In dealing with Indochina matters, reconcilers have been outnumbered and have toiled against great odds. Yet, progress has been made.
For whatever reasons, Vietnamese offcials have in recent years been more willing to forget the past than have their U.S. counterparts. For the past three years, Hanoi has been inviting U.S. government and private delegations to visit Vietnam, receiving scholars, former Vietnam volunteer workers, members of Congress, veterans and, most recently, a delegation of U.S. bishops headed by Arehbishop Roger Mahony, chairman of the bishops' international policy committee.
After a six-day trip to Vietnam, the Mahony delegation last week issued an initial report on its meetings with church and government officials. The report will serve as a platform on which the bishops will craft a broader statement on U.S.-Vietnam relations in June, when the episcopal conference meets in South Orange, N.J.
The delegation's report calls for more normal diplomatic ties between Vietnam and the United States. It also calls for a lifting of U.S. restrictions that inhibit humanitarian aid to Vietnam. The report praises a recent relaxation of restrictions on the church in Vietnam and cites Vietnamese officials as saying these moves are "irreversible." The U.S. bishops, meanwhile, ask that further steps be taken along these lines.
The tone of the report is moderate and open-ended, attempting, it appears, to honestly address recent gains in Vietnamese church-state relations while pointing a course for the rest of the journey.
Yet any U.S. statement-episcopal or otherwise-critical of conditions in Vietnam is bound to be hampered by the sad history of a quarter century of U.S. military and political involvement in Vietnam.
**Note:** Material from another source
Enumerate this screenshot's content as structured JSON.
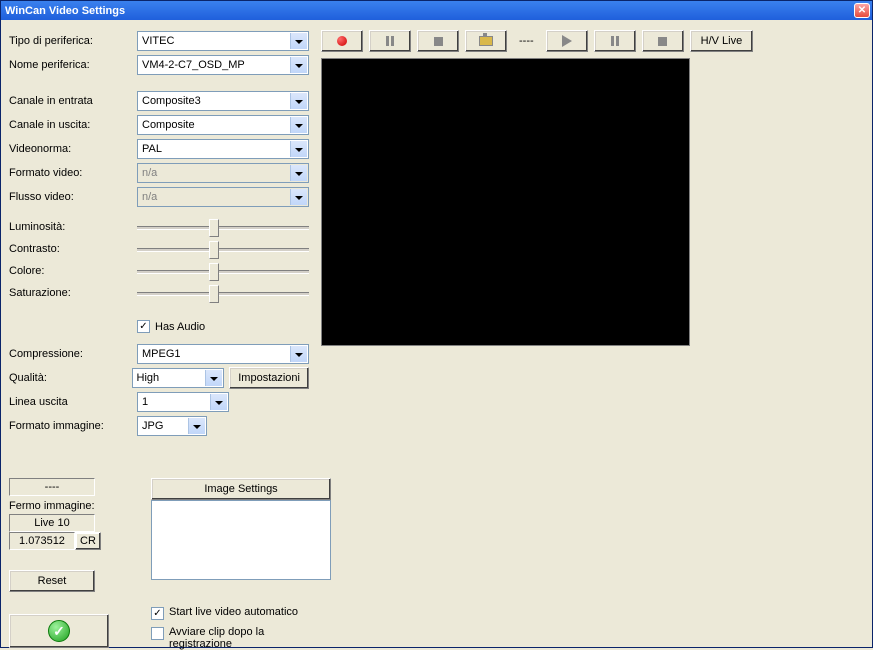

One example can make the point: U.S. episcopal criticism of religious repression in Vietnam today would carry more weight had the U.S. bishops been vocal in condemning the repressive moves against the Buddhists by the U.S.-supported Saigon regime of [Roman] Catholic Ngo Dinh Diem in the late 1950s and early 1960s.
History has its lessons. Under the French and Americans, Vietnamese [Roman] Catholics often were favored by friendly government officials, while other religious leaders suffered discrimination. The excesses of the 1980s cannot be seen as unrelated to the excesses of the 1960s.
This is not to justify religious repression in any form. Rather, it is to argue a case for the strongest possible criticism of every human-rights violation wherever it occurs.
The U.S. bishops have shown themselves capable of tackling complex and sometimes bewildering issues. They have admirably risen to the occasion in crafting peace  and justice  pastorals. Similar care and homework are now required in writing another potentially historic pastoral Ñ the reconciliation pastoral of 1989. The Mahony committee, members and staff, with the breadth and depth required, is up to the task. They know true reconciliation must be carried out with utter honesty and humility. That's the challenge. But, if successful, the seeds of the effort will bear fruits not only for our still suffering generation, but also for others yet to come.